DATA IN THIS EXERCISE START
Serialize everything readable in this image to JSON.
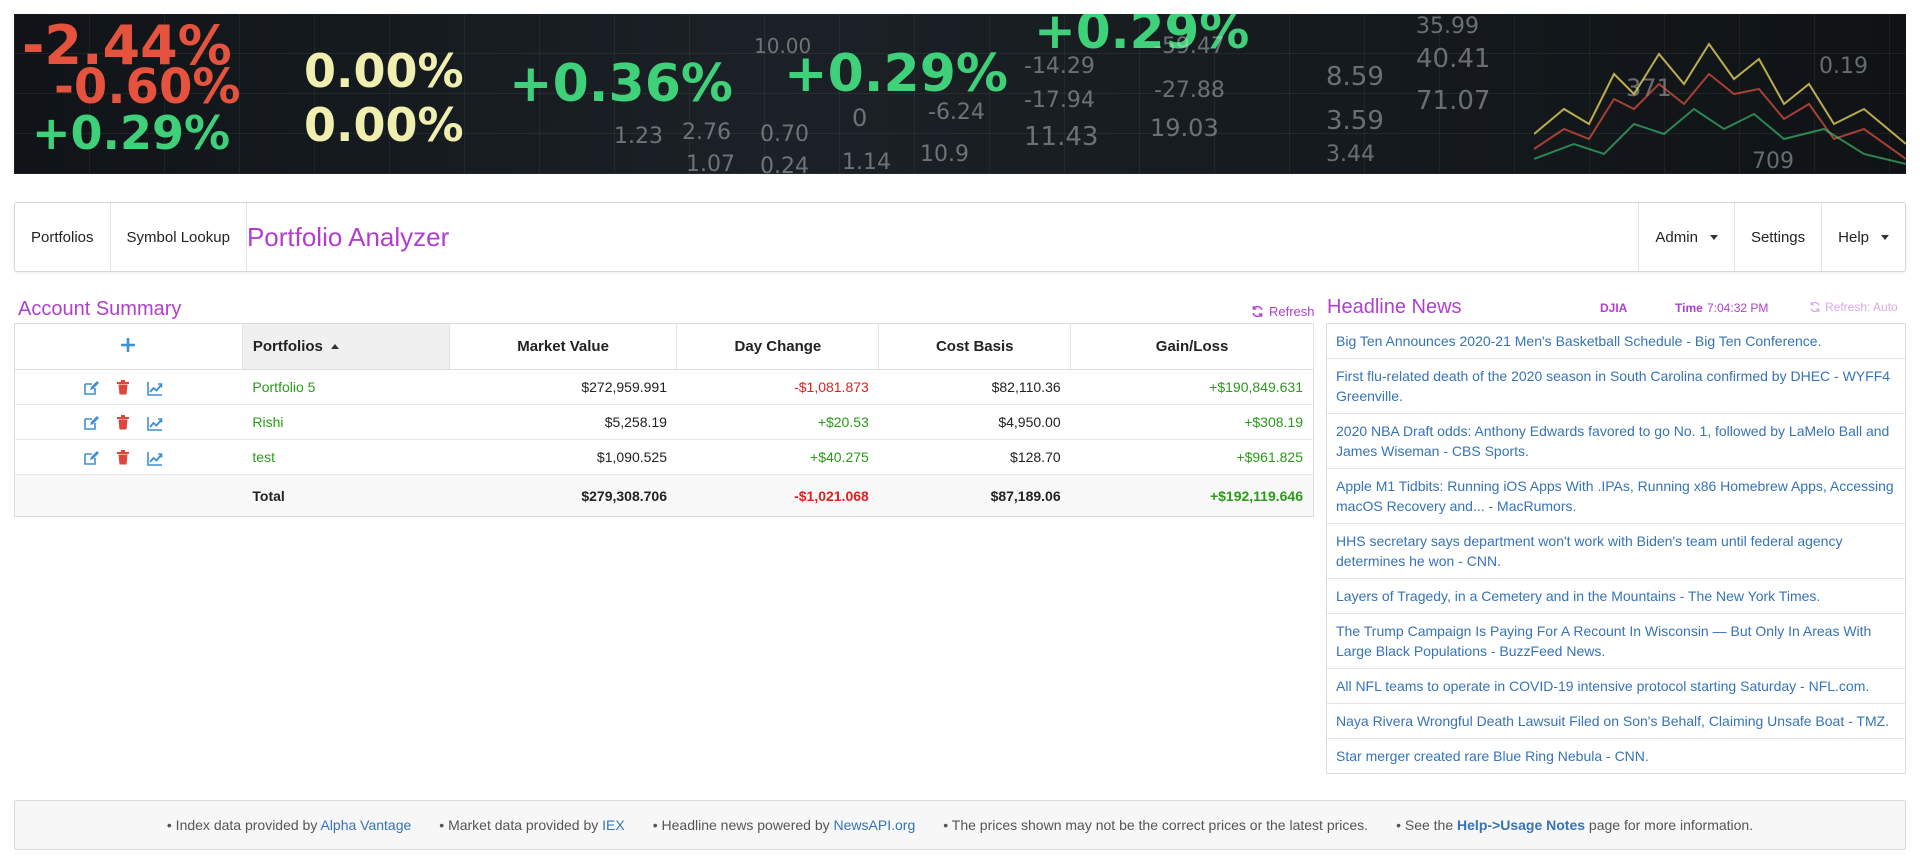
{
  "banner": {
    "alt": "stock-ticker-banner",
    "tickers": [
      {
        "text": "-2.44%",
        "tone": "red"
      },
      {
        "text": "-0.60%",
        "tone": "red"
      },
      {
        "text": "+0.29%",
        "tone": "green"
      },
      {
        "text": "0.00%",
        "tone": "yellow"
      },
      {
        "text": "0.00%",
        "tone": "yellow"
      },
      {
        "text": "+0.36%",
        "tone": "green"
      },
      {
        "text": "+0.29%",
        "tone": "green"
      },
      {
        "text": "+0.29%",
        "tone": "green"
      },
      {
        "text": "10.00",
        "tone": "gray"
      },
      {
        "text": "-14.29",
        "tone": "gray"
      },
      {
        "text": "-59.47",
        "tone": "gray"
      },
      {
        "text": "-17.94",
        "tone": "gray"
      },
      {
        "text": "-27.88",
        "tone": "gray"
      },
      {
        "text": "8.59",
        "tone": "gray"
      },
      {
        "text": "40.41",
        "tone": "gray"
      },
      {
        "text": "71.07",
        "tone": "gray"
      },
      {
        "text": "3.59",
        "tone": "gray"
      },
      {
        "text": "3.44",
        "tone": "gray"
      },
      {
        "text": "1.23",
        "tone": "gray"
      },
      {
        "text": "2.76",
        "tone": "gray"
      },
      {
        "text": "0.70",
        "tone": "gray"
      },
      {
        "text": "0",
        "tone": "gray"
      },
      {
        "text": "-6.24",
        "tone": "gray"
      },
      {
        "text": "11.43",
        "tone": "gray"
      },
      {
        "text": "19.03",
        "tone": "gray"
      },
      {
        "text": "0.24",
        "tone": "gray"
      },
      {
        "text": "1.14",
        "tone": "gray"
      },
      {
        "text": "10.9",
        "tone": "gray"
      },
      {
        "text": "709",
        "tone": "gray"
      },
      {
        "text": "0.19",
        "tone": "gray"
      },
      {
        "text": "35.99",
        "tone": "gray"
      },
      {
        "text": "1.07",
        "tone": "gray"
      },
      {
        "text": "371",
        "tone": "gray"
      }
    ]
  },
  "nav": {
    "portfolios": "Portfolios",
    "symbol_lookup": "Symbol Lookup",
    "brand": "Portfolio Analyzer",
    "admin": "Admin",
    "settings": "Settings",
    "help": "Help"
  },
  "summary": {
    "title": "Account Summary",
    "refresh": "Refresh",
    "columns": [
      "Portfolios",
      "Market Value",
      "Day Change",
      "Cost Basis",
      "Gain/Loss"
    ],
    "rows": [
      {
        "name": "Portfolio 5",
        "market_value": "$272,959.991",
        "day_change": "-$1,081.873",
        "day_change_sign": "neg",
        "cost_basis": "$82,110.36",
        "gain_loss": "+$190,849.631",
        "gain_loss_sign": "pos"
      },
      {
        "name": "Rishi",
        "market_value": "$5,258.19",
        "day_change": "+$20.53",
        "day_change_sign": "pos",
        "cost_basis": "$4,950.00",
        "gain_loss": "+$308.19",
        "gain_loss_sign": "pos"
      },
      {
        "name": "test",
        "market_value": "$1,090.525",
        "day_change": "+$40.275",
        "day_change_sign": "pos",
        "cost_basis": "$128.70",
        "gain_loss": "+$961.825",
        "gain_loss_sign": "pos"
      }
    ],
    "total": {
      "label": "Total",
      "market_value": "$279,308.706",
      "day_change": "-$1,021.068",
      "cost_basis": "$87,189.06",
      "gain_loss": "+$192,119.646"
    }
  },
  "news": {
    "title": "Headline News",
    "index_label": "DJIA",
    "time_label": "Time",
    "time_value": "7:04:32 PM",
    "refresh": "Refresh: Auto",
    "items": [
      "Big Ten Announces 2020-21 Men's Basketball Schedule - Big Ten Conference.",
      "First flu-related death of the 2020 season in South Carolina confirmed by DHEC - WYFF4 Greenville.",
      "2020 NBA Draft odds: Anthony Edwards favored to go No. 1, followed by LaMelo Ball and James Wiseman - CBS Sports.",
      "Apple M1 Tidbits: Running iOS Apps With .IPAs, Running x86 Homebrew Apps, Accessing macOS Recovery and... - MacRumors.",
      "HHS secretary says department won't work with Biden's team until federal agency determines he won - CNN.",
      "Layers of Tragedy, in a Cemetery and in the Mountains - The New York Times.",
      "The Trump Campaign Is Paying For A Recount In Wisconsin — But Only In Areas With Large Black Populations - BuzzFeed News.",
      "All NFL teams to operate in COVID-19 intensive protocol starting Saturday - NFL.com.",
      "Naya Rivera Wrongful Death Lawsuit Filed on Son's Behalf, Claiming Unsafe Boat - TMZ.",
      "Star merger created rare Blue Ring Nebula - CNN."
    ]
  },
  "footer": {
    "index_prefix": "• Index data provided by ",
    "index_link": "Alpha Vantage",
    "market_prefix": "• Market data provided by ",
    "market_link": "IEX",
    "news_prefix": "• Headline news powered by ",
    "news_link": "NewsAPI.org",
    "disclaimer": "• The prices shown may not be the correct prices or the latest prices.",
    "see_prefix": "• See the ",
    "see_link": "Help->Usage Notes",
    "see_suffix": " page for more information."
  },
  "colors": {
    "accent": "#b03fd0",
    "link": "#3673b9",
    "positive": "#2a9a18",
    "negative": "#e0201e"
  }
}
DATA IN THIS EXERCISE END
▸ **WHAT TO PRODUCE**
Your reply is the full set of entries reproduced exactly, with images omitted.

▸ **SOLUTION FOR THIS PROBLEM**
Serialize everything readable in this image to JSON.
{
  "banner": {
    "alt": "stock-ticker-banner",
    "tickers": [
      {
        "text": "-2.44%",
        "tone": "red"
      },
      {
        "text": "-0.60%",
        "tone": "red"
      },
      {
        "text": "+0.29%",
        "tone": "green"
      },
      {
        "text": "0.00%",
        "tone": "yellow"
      },
      {
        "text": "0.00%",
        "tone": "yellow"
      },
      {
        "text": "+0.36%",
        "tone": "green"
      },
      {
        "text": "+0.29%",
        "tone": "green"
      },
      {
        "text": "+0.29%",
        "tone": "green"
      },
      {
        "text": "10.00",
        "tone": "gray"
      },
      {
        "text": "-14.29",
        "tone": "gray"
      },
      {
        "text": "-59.47",
        "tone": "gray"
      },
      {
        "text": "-17.94",
        "tone": "gray"
      },
      {
        "text": "-27.88",
        "tone": "gray"
      },
      {
        "text": "8.59",
        "tone": "gray"
      },
      {
        "text": "40.41",
        "tone": "gray"
      },
      {
        "text": "71.07",
        "tone": "gray"
      },
      {
        "text": "3.59",
        "tone": "gray"
      },
      {
        "text": "3.44",
        "tone": "gray"
      },
      {
        "text": "1.23",
        "tone": "gray"
      },
      {
        "text": "2.76",
        "tone": "gray"
      },
      {
        "text": "0.70",
        "tone": "gray"
      },
      {
        "text": "0",
        "tone": "gray"
      },
      {
        "text": "-6.24",
        "tone": "gray"
      },
      {
        "text": "11.43",
        "tone": "gray"
      },
      {
        "text": "19.03",
        "tone": "gray"
      },
      {
        "text": "0.24",
        "tone": "gray"
      },
      {
        "text": "1.14",
        "tone": "gray"
      },
      {
        "text": "10.9",
        "tone": "gray"
      },
      {
        "text": "709",
        "tone": "gray"
      },
      {
        "text": "0.19",
        "tone": "gray"
      },
      {
        "text": "35.99",
        "tone": "gray"
      },
      {
        "text": "1.07",
        "tone": "gray"
      },
      {
        "text": "371",
        "tone": "gray"
      }
    ]
  },
  "nav": {
    "portfolios": "Portfolios",
    "symbol_lookup": "Symbol Lookup",
    "brand": "Portfolio Analyzer",
    "admin": "Admin",
    "settings": "Settings",
    "help": "Help"
  },
  "summary": {
    "title": "Account Summary",
    "refresh": "Refresh",
    "columns": [
      "Portfolios",
      "Market Value",
      "Day Change",
      "Cost Basis",
      "Gain/Loss"
    ],
    "rows": [
      {
        "name": "Portfolio 5",
        "market_value": "$272,959.991",
        "day_change": "-$1,081.873",
        "day_change_sign": "neg",
        "cost_basis": "$82,110.36",
        "gain_loss": "+$190,849.631",
        "gain_loss_sign": "pos"
      },
      {
        "name": "Rishi",
        "market_value": "$5,258.19",
        "day_change": "+$20.53",
        "day_change_sign": "pos",
        "cost_basis": "$4,950.00",
        "gain_loss": "+$308.19",
        "gain_loss_sign": "pos"
      },
      {
        "name": "test",
        "market_value": "$1,090.525",
        "day_change": "+$40.275",
        "day_change_sign": "pos",
        "cost_basis": "$128.70",
        "gain_loss": "+$961.825",
        "gain_loss_sign": "pos"
      }
    ],
    "total": {
      "label": "Total",
      "market_value": "$279,308.706",
      "day_change": "-$1,021.068",
      "cost_basis": "$87,189.06",
      "gain_loss": "+$192,119.646"
    }
  },
  "news": {
    "title": "Headline News",
    "index_label": "DJIA",
    "time_label": "Time",
    "time_value": "7:04:32 PM",
    "refresh": "Refresh: Auto",
    "items": [
      "Big Ten Announces 2020-21 Men's Basketball Schedule - Big Ten Conference.",
      "First flu-related death of the 2020 season in South Carolina confirmed by DHEC - WYFF4 Greenville.",
      "2020 NBA Draft odds: Anthony Edwards favored to go No. 1, followed by LaMelo Ball and James Wiseman - CBS Sports.",
      "Apple M1 Tidbits: Running iOS Apps With .IPAs, Running x86 Homebrew Apps, Accessing macOS Recovery and... - MacRumors.",
      "HHS secretary says department won't work with Biden's team until federal agency determines he won - CNN.",
      "Layers of Tragedy, in a Cemetery and in the Mountains - The New York Times.",
      "The Trump Campaign Is Paying For A Recount In Wisconsin — But Only In Areas With Large Black Populations - BuzzFeed News.",
      "All NFL teams to operate in COVID-19 intensive protocol starting Saturday - NFL.com.",
      "Naya Rivera Wrongful Death Lawsuit Filed on Son's Behalf, Claiming Unsafe Boat - TMZ.",
      "Star merger created rare Blue Ring Nebula - CNN."
    ]
  },
  "footer": {
    "index_prefix": "• Index data provided by ",
    "index_link": "Alpha Vantage",
    "market_prefix": "• Market data provided by ",
    "market_link": "IEX",
    "news_prefix": "• Headline news powered by ",
    "news_link": "NewsAPI.org",
    "disclaimer": "• The prices shown may not be the correct prices or the latest prices.",
    "see_prefix": "• See the ",
    "see_link": "Help->Usage Notes",
    "see_suffix": " page for more information."
  },
  "colors": {
    "accent": "#b03fd0",
    "link": "#3673b9",
    "positive": "#2a9a18",
    "negative": "#e0201e"
  }
}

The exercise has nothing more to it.